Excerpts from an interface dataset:
>>>

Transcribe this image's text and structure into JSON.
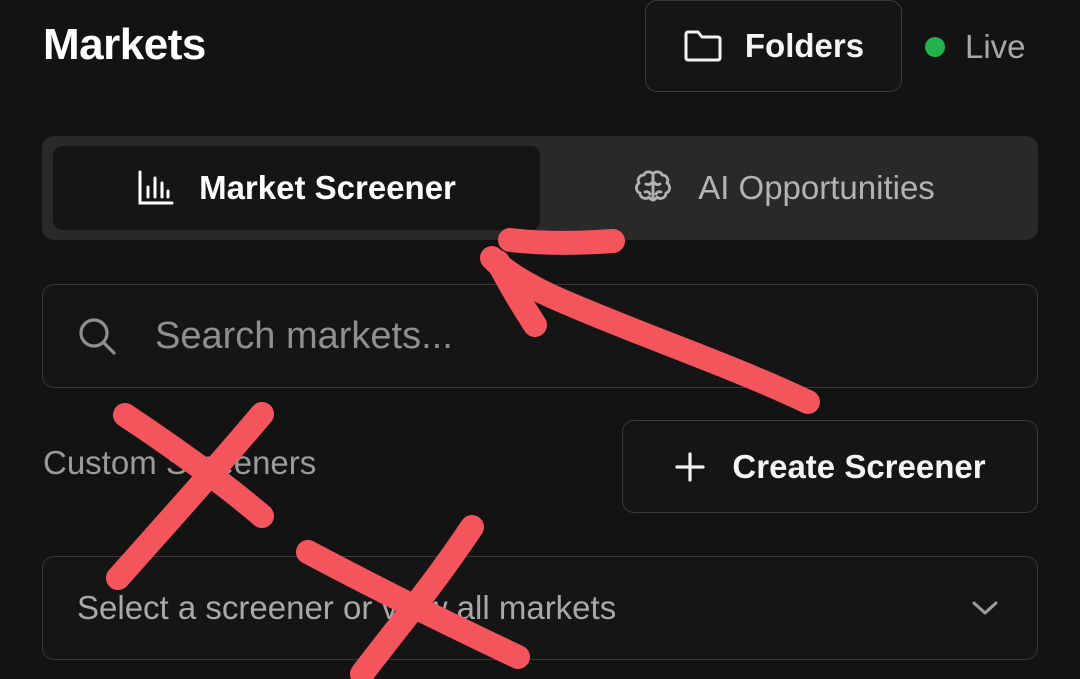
{
  "header": {
    "title": "Markets",
    "folders_label": "Folders",
    "live_label": "Live",
    "live_color": "#22b14c"
  },
  "tabs": [
    {
      "label": "Market Screener",
      "icon": "bar-chart-icon",
      "active": true
    },
    {
      "label": "AI Opportunities",
      "icon": "brain-icon",
      "active": false
    }
  ],
  "search": {
    "placeholder": "Search markets...",
    "value": "",
    "icon": "search-icon"
  },
  "custom_screeners": {
    "label": "Custom Screeners",
    "create_label": "Create Screener",
    "create_icon": "plus-icon"
  },
  "screener_select": {
    "selected": "Select a screener or view all markets",
    "icon": "chevron-down-icon"
  },
  "annotation_color": "#f4545c"
}
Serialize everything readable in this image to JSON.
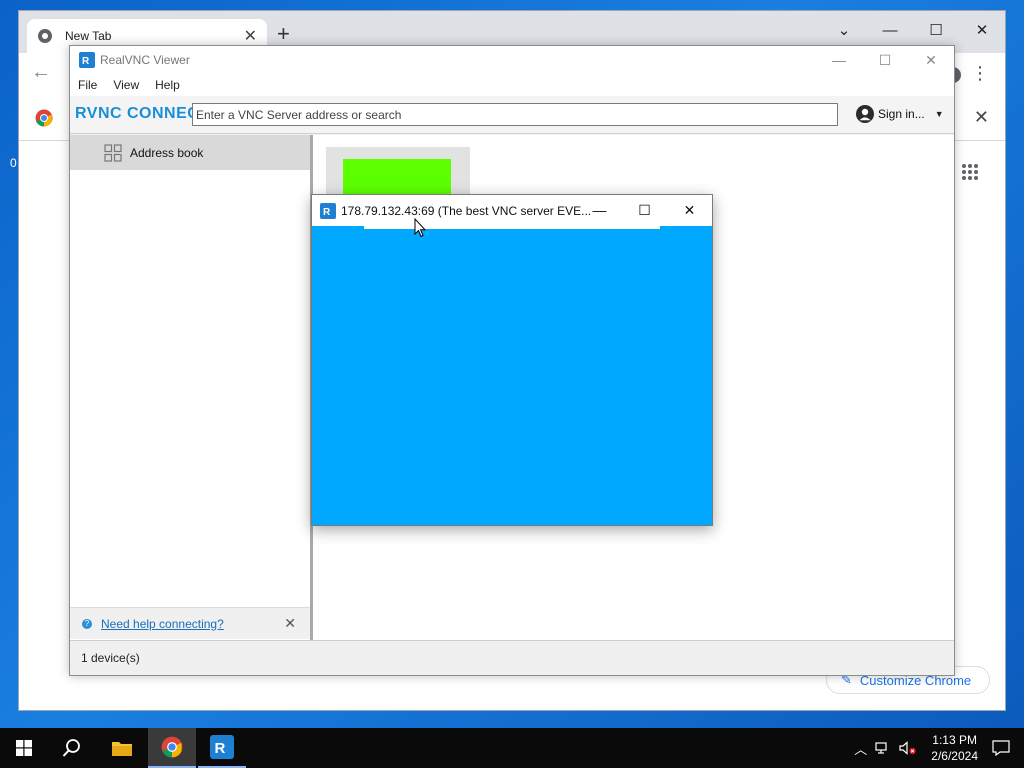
{
  "chrome": {
    "tab_title": "New Tab",
    "new_tab_symbol": "+",
    "customize_label": "Customize Chrome"
  },
  "desktop": {
    "fragment_1": "0"
  },
  "vnc_viewer": {
    "title": "RealVNC Viewer",
    "menu": [
      "File",
      "View",
      "Help"
    ],
    "brand": "RVNC CONNECT",
    "search_placeholder": "Enter a VNC Server address or search",
    "sign_in_label": "Sign in...",
    "sidebar": {
      "address_book_label": "Address book",
      "help_link": "Need help connecting?"
    },
    "status": "1 device(s)"
  },
  "session": {
    "title": "178.79.132.43:69 (The best VNC server EVE..."
  },
  "taskbar": {
    "clock_time": "1:13 PM",
    "clock_date": "2/6/2024"
  },
  "colors": {
    "remote_screen": "#00a8ff",
    "thumbnail_green": "#5cff00",
    "vnc_brand": "#1a8fd8",
    "link": "#1a6fb8"
  }
}
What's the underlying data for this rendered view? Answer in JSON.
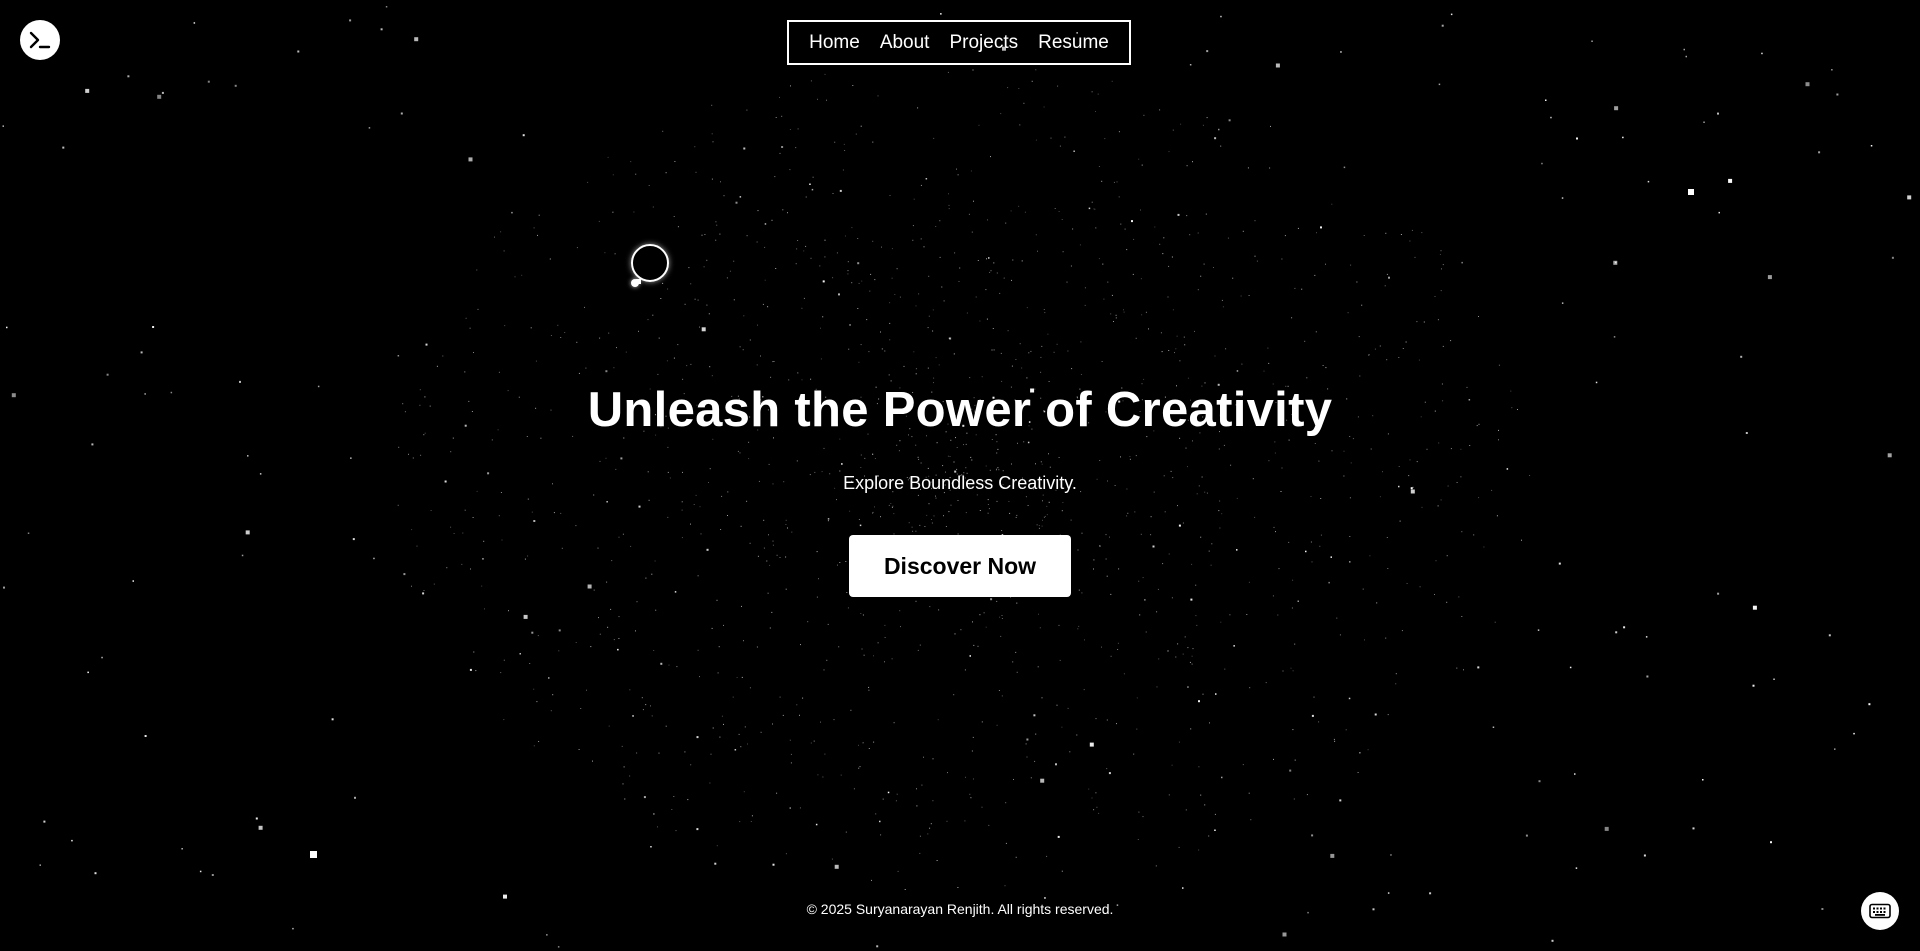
{
  "nav": {
    "items": [
      {
        "label": "Home"
      },
      {
        "label": "About"
      },
      {
        "label": "Projects"
      },
      {
        "label": "Resume"
      }
    ]
  },
  "logo": {
    "icon": "terminal-prompt-icon"
  },
  "hero": {
    "title": "Unleash the Power of Creativity",
    "subtitle": "Explore Boundless Creativity.",
    "cta_label": "Discover Now"
  },
  "footer": {
    "text": "© 2025 Suryanarayan Renjith. All rights reserved."
  },
  "keyboard_button": {
    "icon": "keyboard-icon"
  },
  "colors": {
    "background": "#000000",
    "foreground": "#ffffff",
    "button_text": "#000000"
  }
}
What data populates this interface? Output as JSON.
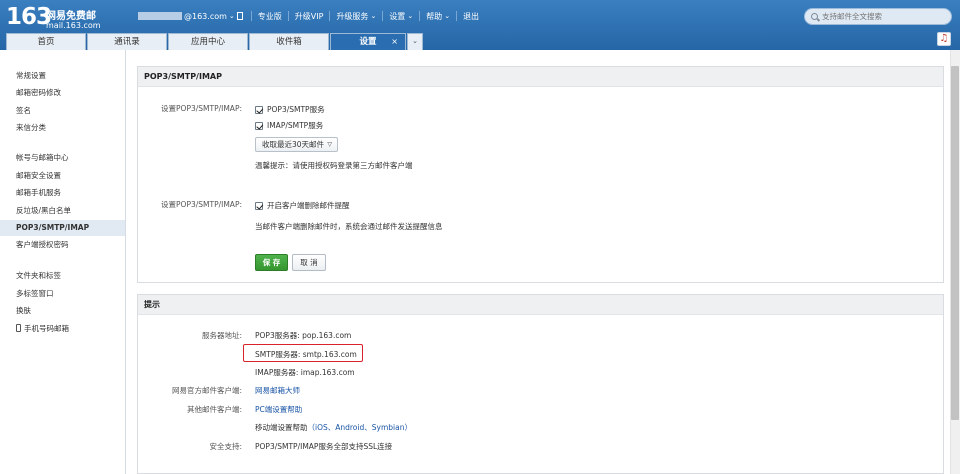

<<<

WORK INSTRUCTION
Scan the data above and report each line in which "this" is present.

PROBLEM SOLUTION
Transcribe this image's text and structure into JSON.
Serialize everything readable in this image to JSON.
What's the underlying data for this rendered view? Answer in JSON.
What data populates this interface? Output as JSON.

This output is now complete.